[[ Available data, beginning ]]
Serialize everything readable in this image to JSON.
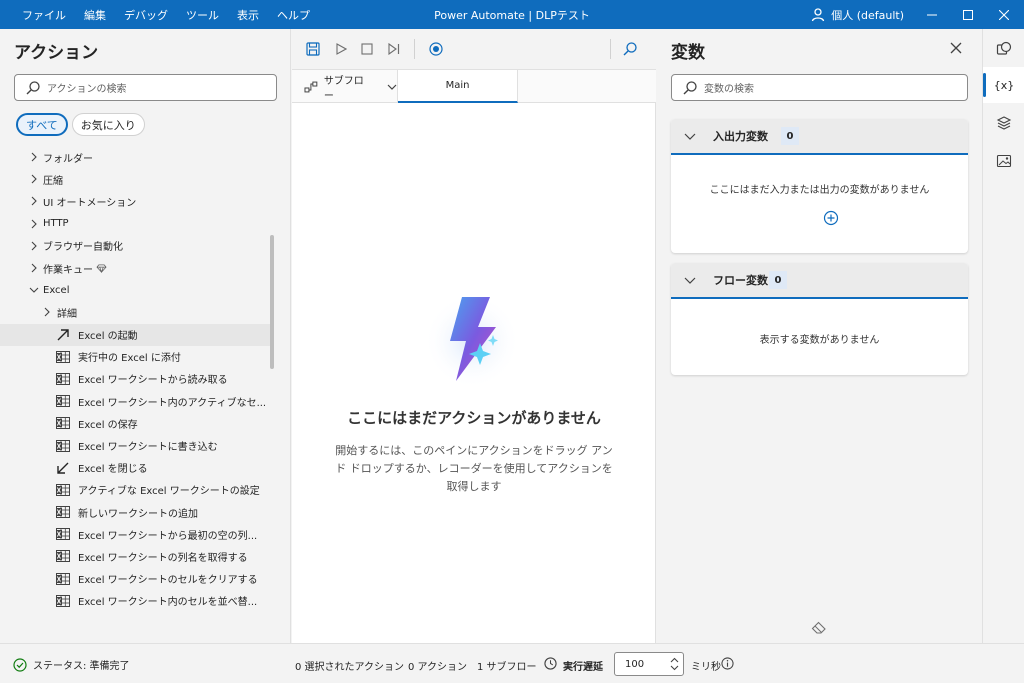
{
  "titlebar": {
    "menu": [
      "ファイル",
      "編集",
      "デバッグ",
      "ツール",
      "表示",
      "ヘルプ"
    ],
    "title": "Power Automate | DLPテスト",
    "account": "個人 (default)"
  },
  "actions_panel": {
    "title": "アクション",
    "search_placeholder": "アクションの検索",
    "filters": [
      "すべて",
      "お気に入り"
    ],
    "tree": [
      {
        "label": "フォルダー",
        "type": "group"
      },
      {
        "label": "圧縮",
        "type": "group"
      },
      {
        "label": "UI オートメーション",
        "type": "group"
      },
      {
        "label": "HTTP",
        "type": "group"
      },
      {
        "label": "ブラウザー自動化",
        "type": "group"
      },
      {
        "label": "作業キュー",
        "type": "group-premium"
      },
      {
        "label": "Excel",
        "type": "group-open"
      },
      {
        "label": "詳細",
        "type": "subgroup"
      },
      {
        "label": "Excel の起動",
        "type": "launch"
      },
      {
        "label": "実行中の Excel に添付",
        "type": "action"
      },
      {
        "label": "Excel ワークシートから読み取る",
        "type": "action"
      },
      {
        "label": "Excel ワークシート内のアクティブなセ...",
        "type": "action"
      },
      {
        "label": "Excel の保存",
        "type": "action"
      },
      {
        "label": "Excel ワークシートに書き込む",
        "type": "action"
      },
      {
        "label": "Excel を閉じる",
        "type": "close"
      },
      {
        "label": "アクティブな Excel ワークシートの設定",
        "type": "action"
      },
      {
        "label": "新しいワークシートの追加",
        "type": "action"
      },
      {
        "label": "Excel ワークシートから最初の空の列...",
        "type": "action"
      },
      {
        "label": "Excel ワークシートの列名を取得する",
        "type": "action"
      },
      {
        "label": "Excel ワークシートのセルをクリアする",
        "type": "action"
      },
      {
        "label": "Excel ワークシート内のセルを並べ替...",
        "type": "action"
      }
    ]
  },
  "designer": {
    "subflow_label": "サブフロー",
    "tab_main": "Main",
    "empty_title": "ここにはまだアクションがありません",
    "empty_desc": "開始するには、このペインにアクションをドラッグ アンド ドロップするか、レコーダーを使用してアクションを取得します"
  },
  "variables_panel": {
    "title": "変数",
    "search_placeholder": "変数の検索",
    "io_title": "入出力変数",
    "io_count": "0",
    "io_empty": "ここにはまだ入力または出力の変数がありません",
    "flow_title": "フロー変数",
    "flow_count": "0",
    "flow_empty": "表示する変数がありません"
  },
  "rail": {
    "vars_label": "{x}"
  },
  "statusbar": {
    "status": "ステータス: 準備完了",
    "selected": "0 選択されたアクション",
    "actions": "0 アクション",
    "subflows": "1 サブフロー",
    "delay_label": "実行遅延",
    "delay_value": "100",
    "unit": "ミリ秒"
  },
  "colors": {
    "accent": "#0f6cbd",
    "titlebar": "#0f6cbd",
    "success": "#107c10"
  }
}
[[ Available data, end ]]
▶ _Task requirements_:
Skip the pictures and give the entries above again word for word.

▶ _Answer area_:
Serialize everything readable in this image to JSON.
{
  "titlebar": {
    "menu": [
      "ファイル",
      "編集",
      "デバッグ",
      "ツール",
      "表示",
      "ヘルプ"
    ],
    "title": "Power Automate | DLPテスト",
    "account": "個人 (default)"
  },
  "actions_panel": {
    "title": "アクション",
    "search_placeholder": "アクションの検索",
    "filters": [
      "すべて",
      "お気に入り"
    ],
    "tree": [
      {
        "label": "フォルダー",
        "type": "group"
      },
      {
        "label": "圧縮",
        "type": "group"
      },
      {
        "label": "UI オートメーション",
        "type": "group"
      },
      {
        "label": "HTTP",
        "type": "group"
      },
      {
        "label": "ブラウザー自動化",
        "type": "group"
      },
      {
        "label": "作業キュー",
        "type": "group-premium"
      },
      {
        "label": "Excel",
        "type": "group-open"
      },
      {
        "label": "詳細",
        "type": "subgroup"
      },
      {
        "label": "Excel の起動",
        "type": "launch"
      },
      {
        "label": "実行中の Excel に添付",
        "type": "action"
      },
      {
        "label": "Excel ワークシートから読み取る",
        "type": "action"
      },
      {
        "label": "Excel ワークシート内のアクティブなセ...",
        "type": "action"
      },
      {
        "label": "Excel の保存",
        "type": "action"
      },
      {
        "label": "Excel ワークシートに書き込む",
        "type": "action"
      },
      {
        "label": "Excel を閉じる",
        "type": "close"
      },
      {
        "label": "アクティブな Excel ワークシートの設定",
        "type": "action"
      },
      {
        "label": "新しいワークシートの追加",
        "type": "action"
      },
      {
        "label": "Excel ワークシートから最初の空の列...",
        "type": "action"
      },
      {
        "label": "Excel ワークシートの列名を取得する",
        "type": "action"
      },
      {
        "label": "Excel ワークシートのセルをクリアする",
        "type": "action"
      },
      {
        "label": "Excel ワークシート内のセルを並べ替...",
        "type": "action"
      }
    ]
  },
  "designer": {
    "subflow_label": "サブフロー",
    "tab_main": "Main",
    "empty_title": "ここにはまだアクションがありません",
    "empty_desc": "開始するには、このペインにアクションをドラッグ アンド ドロップするか、レコーダーを使用してアクションを取得します"
  },
  "variables_panel": {
    "title": "変数",
    "search_placeholder": "変数の検索",
    "io_title": "入出力変数",
    "io_count": "0",
    "io_empty": "ここにはまだ入力または出力の変数がありません",
    "flow_title": "フロー変数",
    "flow_count": "0",
    "flow_empty": "表示する変数がありません"
  },
  "rail": {
    "vars_label": "{x}"
  },
  "statusbar": {
    "status": "ステータス: 準備完了",
    "selected": "0 選択されたアクション",
    "actions": "0 アクション",
    "subflows": "1 サブフロー",
    "delay_label": "実行遅延",
    "delay_value": "100",
    "unit": "ミリ秒"
  },
  "colors": {
    "accent": "#0f6cbd",
    "titlebar": "#0f6cbd",
    "success": "#107c10"
  }
}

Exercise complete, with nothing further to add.